  • Treat all documentati​​​on as confidential. Do NOT photocopy charts, client records, or other confidential documentation (Privacy and Confidentiality practice standard

  • Provide specific details including date, time, place, who was involved (use initials for client names), what happened and how it affec​​ted client care or well-being.

  • Request written confirmation that your information was received, your concerns will be investigated, and appropria​​te action taken.

Once you've reported to your manager, you may not know how the concerns are addressed, as details of internal workplace investigations are confidential. However, you should be advised that the complaint was investigated. Be aware that these problems can take time to investigate and resolve. If concerns are ongoing, continue to document and report to your manager.

If your concerns are not addressed and clients continue to be at risk, you may need to report directly to BCCNM. The Duty to Report Practice Standard outlines this process.

If you are a manager, supervi​​sor, or employer

Under the Health Professions Act, you must report to the appropriate regulatory college if you have reasonable and probable grounds, based on evidence, to believe that an individual's continued practice might constitute a danger to the public.
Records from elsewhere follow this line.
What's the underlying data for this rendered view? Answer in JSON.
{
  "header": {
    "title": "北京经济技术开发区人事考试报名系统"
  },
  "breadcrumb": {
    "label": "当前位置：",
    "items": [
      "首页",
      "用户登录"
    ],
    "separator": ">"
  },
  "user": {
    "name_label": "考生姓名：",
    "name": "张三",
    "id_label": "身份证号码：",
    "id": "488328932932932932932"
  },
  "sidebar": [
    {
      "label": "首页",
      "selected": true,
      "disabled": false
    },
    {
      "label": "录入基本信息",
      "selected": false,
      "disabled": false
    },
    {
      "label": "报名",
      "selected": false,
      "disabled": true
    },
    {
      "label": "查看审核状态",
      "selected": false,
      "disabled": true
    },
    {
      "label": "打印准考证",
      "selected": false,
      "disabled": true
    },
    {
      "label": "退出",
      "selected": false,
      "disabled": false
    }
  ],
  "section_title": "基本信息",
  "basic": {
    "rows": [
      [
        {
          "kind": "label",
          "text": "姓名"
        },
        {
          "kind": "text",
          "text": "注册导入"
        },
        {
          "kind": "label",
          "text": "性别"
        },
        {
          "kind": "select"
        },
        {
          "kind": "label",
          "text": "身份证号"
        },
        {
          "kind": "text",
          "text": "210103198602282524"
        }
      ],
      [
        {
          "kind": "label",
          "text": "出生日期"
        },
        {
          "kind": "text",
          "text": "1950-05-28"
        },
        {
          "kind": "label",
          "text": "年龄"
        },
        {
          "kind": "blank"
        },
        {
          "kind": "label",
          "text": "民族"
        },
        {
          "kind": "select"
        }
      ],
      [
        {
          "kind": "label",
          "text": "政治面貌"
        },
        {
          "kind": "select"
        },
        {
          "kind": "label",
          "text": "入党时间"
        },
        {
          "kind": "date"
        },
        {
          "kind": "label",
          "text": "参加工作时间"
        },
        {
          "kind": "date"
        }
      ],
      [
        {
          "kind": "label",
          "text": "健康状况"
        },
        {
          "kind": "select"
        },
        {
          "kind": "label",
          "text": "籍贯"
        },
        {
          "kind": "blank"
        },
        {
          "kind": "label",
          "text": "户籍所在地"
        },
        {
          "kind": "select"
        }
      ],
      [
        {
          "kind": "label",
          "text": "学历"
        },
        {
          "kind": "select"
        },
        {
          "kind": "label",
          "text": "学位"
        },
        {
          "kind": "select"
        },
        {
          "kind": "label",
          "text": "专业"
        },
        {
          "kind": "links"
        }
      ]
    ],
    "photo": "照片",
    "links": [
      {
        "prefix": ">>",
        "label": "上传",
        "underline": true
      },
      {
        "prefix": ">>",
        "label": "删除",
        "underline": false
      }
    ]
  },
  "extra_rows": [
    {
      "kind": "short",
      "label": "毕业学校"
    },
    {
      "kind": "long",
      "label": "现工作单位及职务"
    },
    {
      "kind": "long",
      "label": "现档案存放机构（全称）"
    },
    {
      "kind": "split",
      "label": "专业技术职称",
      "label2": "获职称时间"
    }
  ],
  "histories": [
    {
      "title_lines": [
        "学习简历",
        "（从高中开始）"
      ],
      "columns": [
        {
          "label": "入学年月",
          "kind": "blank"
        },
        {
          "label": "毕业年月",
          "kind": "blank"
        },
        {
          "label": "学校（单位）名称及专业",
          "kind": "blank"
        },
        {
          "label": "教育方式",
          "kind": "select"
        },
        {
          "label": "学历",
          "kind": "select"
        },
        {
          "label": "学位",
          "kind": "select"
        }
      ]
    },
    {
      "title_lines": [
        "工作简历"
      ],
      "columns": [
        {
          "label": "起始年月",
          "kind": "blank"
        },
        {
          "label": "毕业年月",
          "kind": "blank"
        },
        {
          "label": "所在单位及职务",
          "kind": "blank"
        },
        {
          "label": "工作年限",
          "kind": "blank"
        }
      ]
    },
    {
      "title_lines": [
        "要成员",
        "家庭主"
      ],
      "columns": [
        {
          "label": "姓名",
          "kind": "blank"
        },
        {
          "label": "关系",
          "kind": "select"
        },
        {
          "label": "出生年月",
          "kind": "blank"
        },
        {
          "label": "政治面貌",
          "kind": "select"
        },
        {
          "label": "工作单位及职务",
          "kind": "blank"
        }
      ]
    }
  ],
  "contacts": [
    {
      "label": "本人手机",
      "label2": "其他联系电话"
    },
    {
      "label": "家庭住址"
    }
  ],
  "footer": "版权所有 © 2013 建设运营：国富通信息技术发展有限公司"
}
Employers must report to BCCNM when a nurse's employment is terminated based on an evidenced belief that the failure to do so might constitute a danger to clients.

Behaviours of concern to the college include those that put clients at risk and are practice-related. These include behaviour related to racism, culturally unsafe care, drug use, boundary violations, sexual misconduct, abuse and fraud. Those issues likely to be outside the college's mandate/authority include interpersonal conflicts, rudeness, employer-employee relations, complaints against health care facilities, clinics or agencies, and other regulated or non-regulated care providers.

Complaints must be in writing and have enough detail to allow BCCNM to evaluate the information and know what specifically to investigate.

As much as possible, the complaint should outline the evidence available to support the allegations. This may include witness reports, results of health records audits/reviews, examples of specific incidents with dates, times and those involved and other relevant, specific information that supports the allegations in the complaint. It should also detail the steps the employer has taken to limit the risks the health professional's practice poses to clients. Here are examples of letters of complaint:

See Complaints and concerns to learn more about submitting a written complaint to BCCNM.

​Reporting to​​ other regulatory bodies

Reporting to the appropriate regulatory body is required when there is a reason to believe that there is a risk to clients if the person continues to practise. B.C.'s health regulatory bodies each have a process for investigating and resolving complaints about the health care professionals they regulate. Visit the B.C. Health Regulators website for more information.

900 – 200 Granville St
Vancouver, BC  V6C 1S4

​Toll-free 1.866.880.7101 (within Canada only) ​

We acknowledge the rights and title of the First Nations on whose collective unceded territories encompass the land base colonially known as British Columbia. We give specific thanks to the hən̓q̓əmin̓əm̓ speaking peoples the xʷməθkʷəy̓əm (Musqueam) and sel̓íl̓witulh (Tsleil-Waututh) Nations and the Sḵwx̱wú7mesh-ulh Sníchim speaking Peoples the Sḵwx̱wú7mesh Úxwumixw (Squamish Nation), on whose unceded territories BCCNM’s office is located. We also give thanks for the medicines of these territories and recognize that laws, governance, and health systems tied to these lands and waters have existed here for over 9000 years.

We also acknowledge the unique and distinct rights, including rights to health and wellness, of First Nations, Métis, and Inuit peoples from elsewhere in Canada who now live in British Columbia. As leaders in the settler health system, we acknowledge our responsibilities to these rights under international, national, and provincial law.​